A team of astronomers using Chandra to observe a system of colliding galaxy clusters has likely found evidence of this WHIM residing in the space between them. The researchers used Chandra to study Abell 98, which contains colliding galaxy clusters about 1.4 billion light years from Earth. The Chandra data reveal a bridge of X-ray emission between two of the colliding clusters containing gas at a temperature of about twenty million degrees and cooler gas with a temperature of about ten million degrees. The hotter gas in the bridge is likely from gas in the two clusters overlapping with each other. The temperature and density of the cooler gas agree with predictions for the hottest and densest gas in the WHIM. Only a few detections of the WHIM have previously been made.

In addition, the Chandra data show the presence of a shock wave, which is similar to a sonic boom from a supersonic plane. This shock wave is driven by and located ahead of one of the galaxy clusters as it is starting to collide with another cluster. This would be the first time that astronomers have found such a shock wave in the early stages of a galaxy cluster collision, before the centers of the clusters pass by one another.

Galaxy clusters — which contain thousands of galaxies, huge amounts of hot gas, and enormous reservoirs of dark matter — are the largest structures in the universe held together by gravity.
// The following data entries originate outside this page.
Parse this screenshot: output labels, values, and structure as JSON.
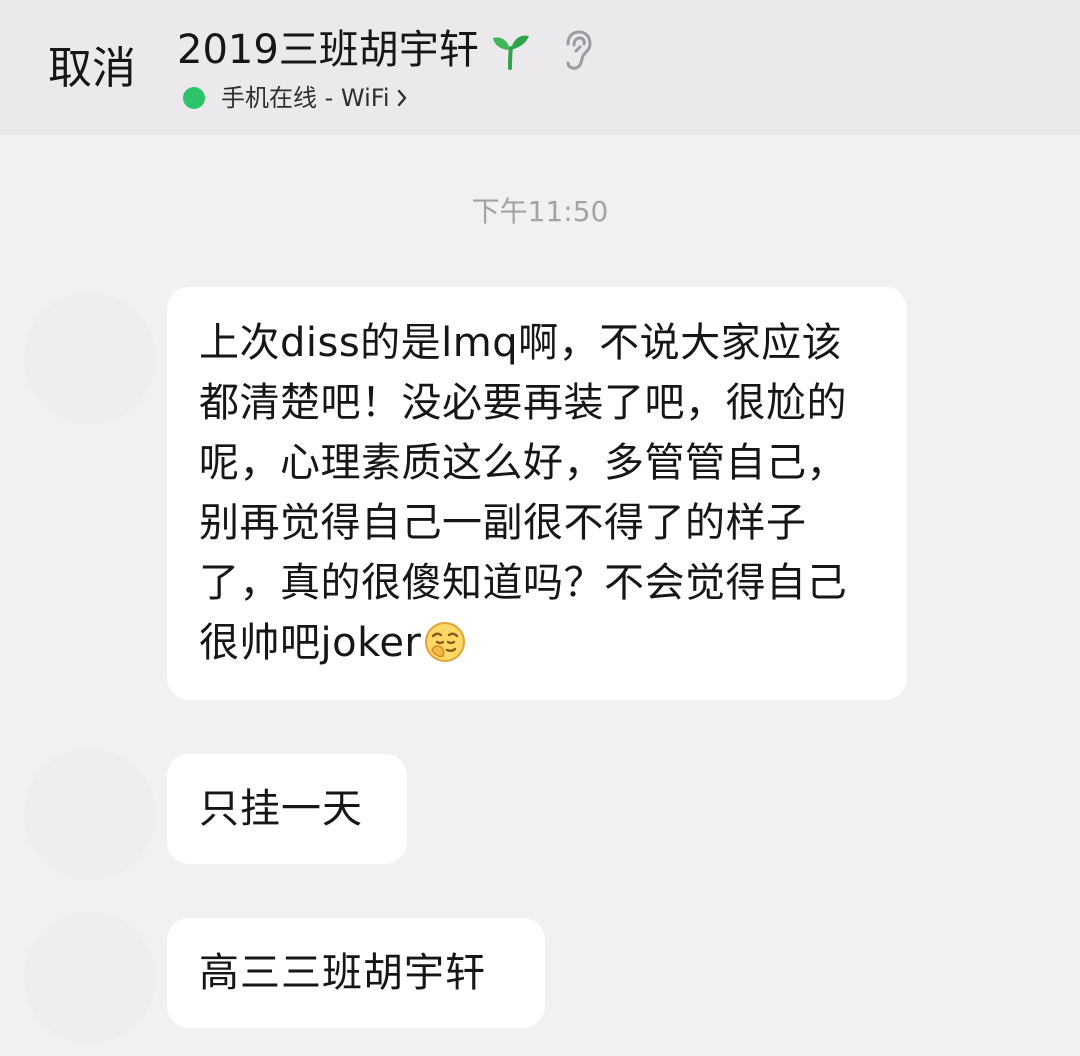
{
  "header": {
    "cancel_label": "取消",
    "contact_name": "2019三班胡宇轩",
    "status_text": "手机在线 - WiFi",
    "status_color": "#2cc36b",
    "name_badge_icon": "sprout-icon",
    "mode_icon": "ear-icon",
    "status_chevron_icon": "chevron-right-icon"
  },
  "chat": {
    "timestamp": "下午11:50",
    "messages": [
      {
        "sender": "2019三班胡宇轩",
        "text": "上次diss的是lmq啊，不说大家应该都清楚吧！没必要再装了吧，很尬的呢，心理素质这么好，多管管自己，别再觉得自己一副很不得了的样子了，真的很傻知道吗？不会觉得自己很帅吧joker",
        "trailing_emoji": "smirk-emoji-icon"
      },
      {
        "sender": "2019三班胡宇轩",
        "text": "只挂一天"
      },
      {
        "sender": "2019三班胡宇轩",
        "text": "高三三班胡宇轩"
      }
    ]
  }
}
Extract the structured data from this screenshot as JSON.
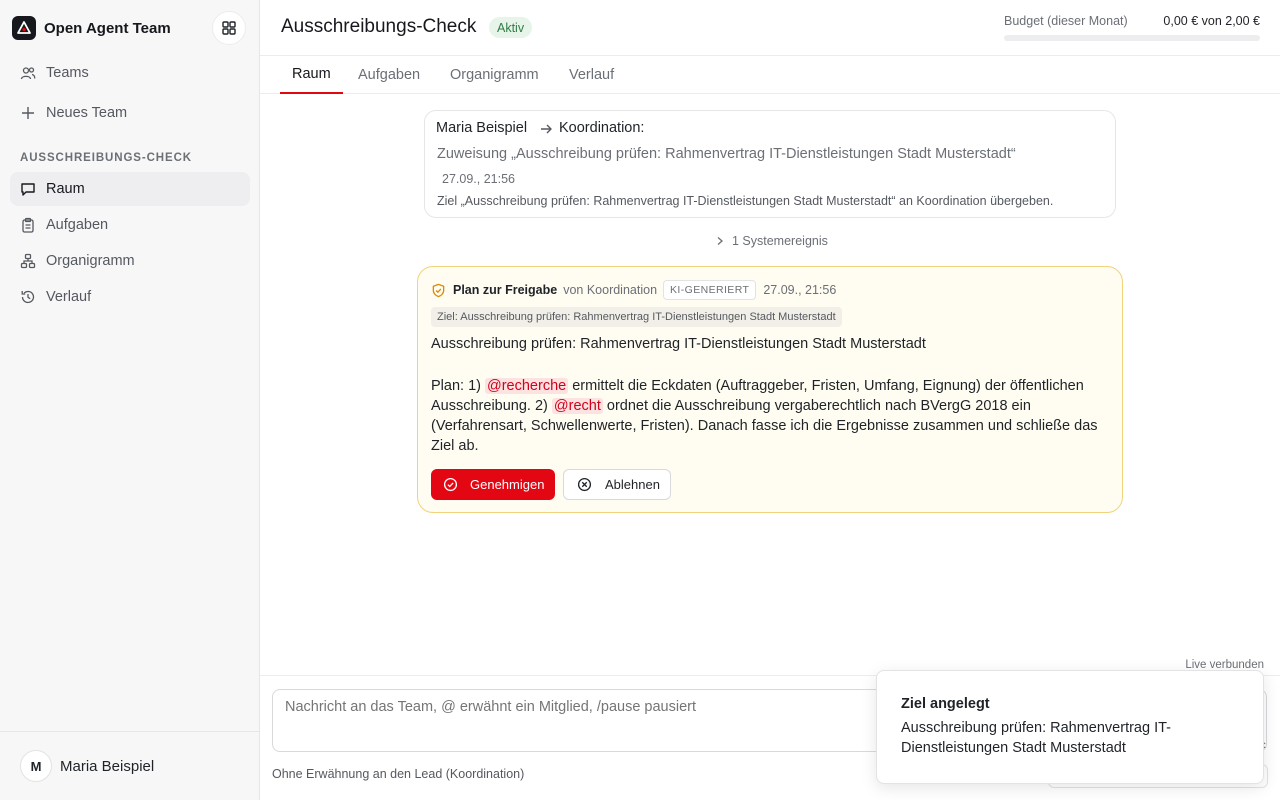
{
  "app": {
    "name": "Open Agent Team"
  },
  "sidebar": {
    "items": [
      {
        "label": "Teams",
        "icon": "users-icon"
      },
      {
        "label": "Neues Team",
        "icon": "plus-icon"
      }
    ],
    "section_label": "AUSSCHREIBUNGS-CHECK",
    "team_items": [
      {
        "label": "Raum",
        "icon": "chat-icon",
        "active": true
      },
      {
        "label": "Aufgaben",
        "icon": "clipboard-icon"
      },
      {
        "label": "Organigramm",
        "icon": "org-chart-icon"
      },
      {
        "label": "Verlauf",
        "icon": "history-icon"
      }
    ],
    "user": {
      "initial": "M",
      "name": "Maria Beispiel"
    }
  },
  "header": {
    "title": "Ausschreibungs-Check",
    "status": "Aktiv",
    "budget_label": "Budget (dieser Monat)",
    "budget_value": "0,00 € von 2,00 €",
    "budget_used_fraction": 0.0
  },
  "tabs": [
    {
      "label": "Raum",
      "active": true
    },
    {
      "label": "Aufgaben"
    },
    {
      "label": "Organigramm"
    },
    {
      "label": "Verlauf"
    }
  ],
  "handoff": {
    "from": "Maria Beispiel",
    "to": "Koordination:",
    "assignment": "Zuweisung „Ausschreibung prüfen: Rahmenvertrag IT-Dienstleistungen Stadt Musterstadt“",
    "time": "27.09., 21:56",
    "goal": "Ziel „Ausschreibung prüfen: Rahmenvertrag IT-Dienstleistungen Stadt Musterstadt“ an Koordination übergeben."
  },
  "system_event": "1 Systemereignis",
  "plan": {
    "title": "Plan zur Freigabe",
    "by": "von Koordination",
    "badge": "KI-GENERIERT",
    "time": "27.09., 21:56",
    "goal_chip": "Ziel: Ausschreibung prüfen: Rahmenvertrag IT-Dienstleistungen Stadt Musterstadt",
    "subject": "Ausschreibung prüfen: Rahmenvertrag IT-Dienstleistungen Stadt Musterstadt",
    "body_1": "Plan: 1) ",
    "mention_1": "@recherche",
    "body_2": " ermittelt die Eckdaten (Auftraggeber, Fristen, Umfang, Eignung) der öffentlichen Ausschreibung. 2) ",
    "mention_2": "@recht",
    "body_3": " ordnet die Ausschreibung vergaberechtlich nach BVergG 2018 ein (Verfahrensart, Schwellenwerte, Fristen). Danach fasse ich die Ergebnisse zusammen und schließe das Ziel ab.",
    "approve_label": "Genehmigen",
    "reject_label": "Ablehnen"
  },
  "composer": {
    "placeholder": "Nachricht an das Team, @ erwähnt ein Mitglied, /pause pausiert",
    "hint": "Ohne Erwähnung an den Lead (Koordination)",
    "live_status": "Live verbunden"
  },
  "toast": {
    "title": "Ziel angelegt",
    "body": "Ausschreibung prüfen: Rahmenvertrag IT-Dienstleistungen Stadt Musterstadt"
  },
  "colors": {
    "accent": "#e30613",
    "plan_bg": "#fffcf1",
    "plan_border": "#f2d27a",
    "badge_green": "#2f7d45"
  }
}
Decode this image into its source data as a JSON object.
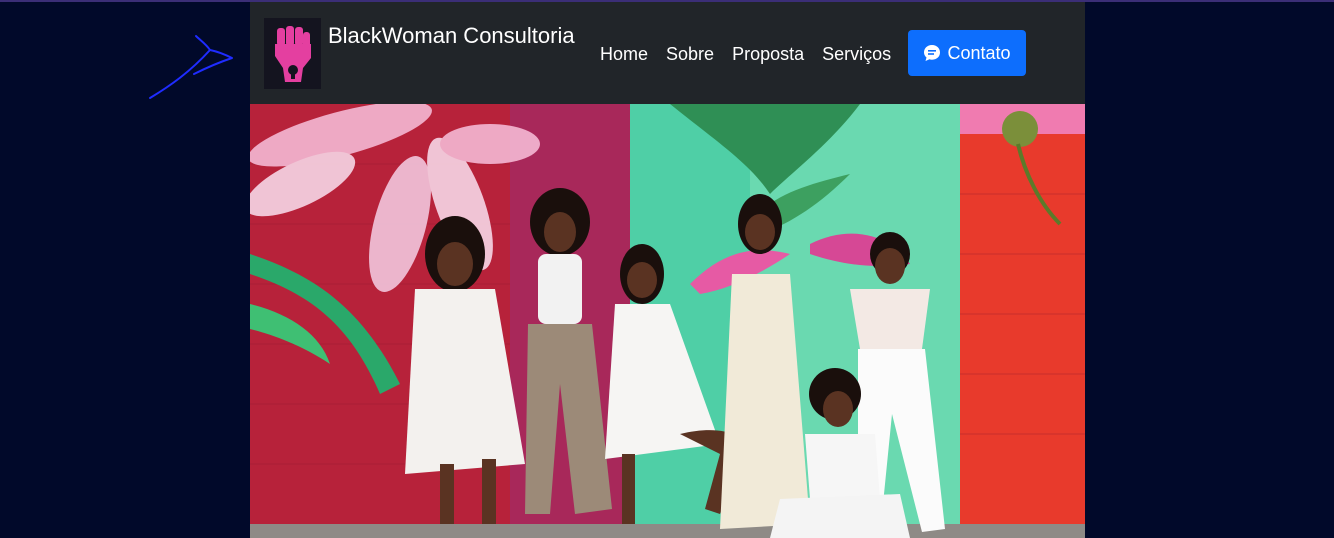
{
  "navbar": {
    "brand": "BlackWoman Consultoria",
    "links": [
      "Home",
      "Sobre",
      "Proposta",
      "Serviços"
    ],
    "contact_label": "Contato"
  },
  "icons": {
    "logo": "raised-fist-icon",
    "contact": "chat-bubble-icon",
    "annotation": "arrow-scribble-icon"
  },
  "colors": {
    "page_background": "#01092a",
    "navbar_background": "#212529",
    "contact_button": "#0d6efd",
    "logo_fist": "#e43fa0"
  }
}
Scientists think they are able to reach their colossal size by merging with one another over millions or billions of years. When galaxy clusters collide, astronomers get a chance to see extreme physics that they rarely see in any other cosmic setting.

Quick Look: NASA's Chandra Finds Galaxy Cluster Collision on a "WHIM"
(Credit: NASA/CXC/A. Hobart)
[Runtime: 0:45]

With narration (video above with voiceover)

NASA’s Chandra X-ray Observatory is helping to reconcile the Universe’s inventory of matter.

A new result shows evidence of "missing" mass made up of regular atoms.

Researchers think this matter may be found in gigantic strands of superheated gas.

These strands are very difficult to find and require X-ray telescopes like Chandra.

Return to: NASA's Chandra Finds Galaxy Cluster Collision on a "WHIM" (October 13, 2022)